SUPPLIED MATERIAL
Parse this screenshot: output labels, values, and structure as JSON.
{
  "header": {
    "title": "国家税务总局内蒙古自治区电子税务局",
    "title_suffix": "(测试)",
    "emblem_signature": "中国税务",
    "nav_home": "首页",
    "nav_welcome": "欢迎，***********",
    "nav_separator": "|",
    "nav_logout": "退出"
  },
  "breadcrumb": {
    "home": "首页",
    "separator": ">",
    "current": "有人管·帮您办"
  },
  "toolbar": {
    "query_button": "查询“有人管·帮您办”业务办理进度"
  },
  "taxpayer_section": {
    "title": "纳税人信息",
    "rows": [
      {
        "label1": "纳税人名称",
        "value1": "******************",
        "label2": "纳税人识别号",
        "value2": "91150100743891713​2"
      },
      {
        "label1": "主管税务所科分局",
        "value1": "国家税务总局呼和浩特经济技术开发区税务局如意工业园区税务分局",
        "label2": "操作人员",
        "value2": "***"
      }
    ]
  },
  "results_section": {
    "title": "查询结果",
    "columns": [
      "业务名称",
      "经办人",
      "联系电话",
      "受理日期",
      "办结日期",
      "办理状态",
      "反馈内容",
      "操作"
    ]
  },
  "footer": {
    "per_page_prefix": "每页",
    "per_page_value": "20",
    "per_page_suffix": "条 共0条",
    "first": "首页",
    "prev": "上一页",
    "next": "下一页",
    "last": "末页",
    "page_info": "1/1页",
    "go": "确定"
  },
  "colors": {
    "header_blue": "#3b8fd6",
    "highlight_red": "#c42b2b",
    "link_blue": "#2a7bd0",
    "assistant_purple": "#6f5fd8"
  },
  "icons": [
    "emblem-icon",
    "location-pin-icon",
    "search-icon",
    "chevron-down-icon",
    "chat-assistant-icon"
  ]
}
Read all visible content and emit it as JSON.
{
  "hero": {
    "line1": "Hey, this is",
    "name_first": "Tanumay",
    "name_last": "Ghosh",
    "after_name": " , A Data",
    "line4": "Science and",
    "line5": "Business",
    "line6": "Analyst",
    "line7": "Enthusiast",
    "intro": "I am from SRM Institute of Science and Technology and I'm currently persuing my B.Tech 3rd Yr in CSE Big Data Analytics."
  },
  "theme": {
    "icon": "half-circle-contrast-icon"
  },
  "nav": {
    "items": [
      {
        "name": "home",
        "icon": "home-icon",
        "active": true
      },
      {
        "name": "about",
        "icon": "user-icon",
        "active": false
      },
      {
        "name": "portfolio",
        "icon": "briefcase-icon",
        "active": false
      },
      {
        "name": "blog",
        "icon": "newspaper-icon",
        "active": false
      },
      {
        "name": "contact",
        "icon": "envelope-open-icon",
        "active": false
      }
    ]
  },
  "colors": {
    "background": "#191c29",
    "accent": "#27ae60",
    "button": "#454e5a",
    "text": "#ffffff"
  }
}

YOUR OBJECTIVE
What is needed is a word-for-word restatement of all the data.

SOLUTION FOR THIS EXERCISE
Parse this screenshot: output labels, values, and structure as JSON.
{
  "header": {
    "title": "国家税务总局内蒙古自治区电子税务局",
    "title_suffix": "(测试)",
    "emblem_signature": "中国税务",
    "nav_home": "首页",
    "nav_welcome": "欢迎，***********",
    "nav_separator": "|",
    "nav_logout": "退出"
  },
  "breadcrumb": {
    "home": "首页",
    "separator": ">",
    "current": "有人管·帮您办"
  },
  "toolbar": {
    "query_button": "查询“有人管·帮您办”业务办理进度"
  },
  "taxpayer_section": {
    "title": "纳税人信息",
    "rows": [
      {
        "label1": "纳税人名称",
        "value1": "******************",
        "label2": "纳税人识别号",
        "value2": "91150100743891713​2"
      },
      {
        "label1": "主管税务所科分局",
        "value1": "国家税务总局呼和浩特经济技术开发区税务局如意工业园区税务分局",
        "label2": "操作人员",
        "value2": "***"
      }
    ]
  },
  "results_section": {
    "title": "查询结果",
    "columns": [
      "业务名称",
      "经办人",
      "联系电话",
      "受理日期",
      "办结日期",
      "办理状态",
      "反馈内容",
      "操作"
    ]
  },
  "footer": {
    "per_page_prefix": "每页",
    "per_page_value": "20",
    "per_page_suffix": "条 共0条",
    "first": "首页",
    "prev": "上一页",
    "next": "下一页",
    "last": "末页",
    "page_info": "1/1页",
    "go": "确定"
  },
  "colors": {
    "header_blue": "#3b8fd6",
    "highlight_red": "#c42b2b",
    "link_blue": "#2a7bd0",
    "assistant_purple": "#6f5fd8"
  },
  "icons": [
    "emblem-icon",
    "location-pin-icon",
    "search-icon",
    "chevron-down-icon",
    "chat-assistant-icon"
  ]
}
Read all visible content and emit it as JSON.
{
  "hero": {
    "line1": "Hey, this is",
    "name_first": "Tanumay",
    "name_last": "Ghosh",
    "after_name": " , A Data",
    "line4": "Science and",
    "line5": "Business",
    "line6": "Analyst",
    "line7": "Enthusiast",
    "intro": "I am from SRM Institute of Science and Technology and I'm currently persuing my B.Tech 3rd Yr in CSE Big Data Analytics."
  },
  "theme": {
    "icon": "half-circle-contrast-icon"
  },
  "nav": {
    "items": [
      {
        "name": "home",
        "icon": "home-icon",
        "active": true
      },
      {
        "name": "about",
        "icon": "user-icon",
        "active": false
      },
      {
        "name": "portfolio",
        "icon": "briefcase-icon",
        "active": false
      },
      {
        "name": "blog",
        "icon": "newspaper-icon",
        "active": false
      },
      {
        "name": "contact",
        "icon": "envelope-open-icon",
        "active": false
      }
    ]
  },
  "colors": {
    "background": "#191c29",
    "accent": "#27ae60",
    "button": "#454e5a",
    "text": "#ffffff"
  }
}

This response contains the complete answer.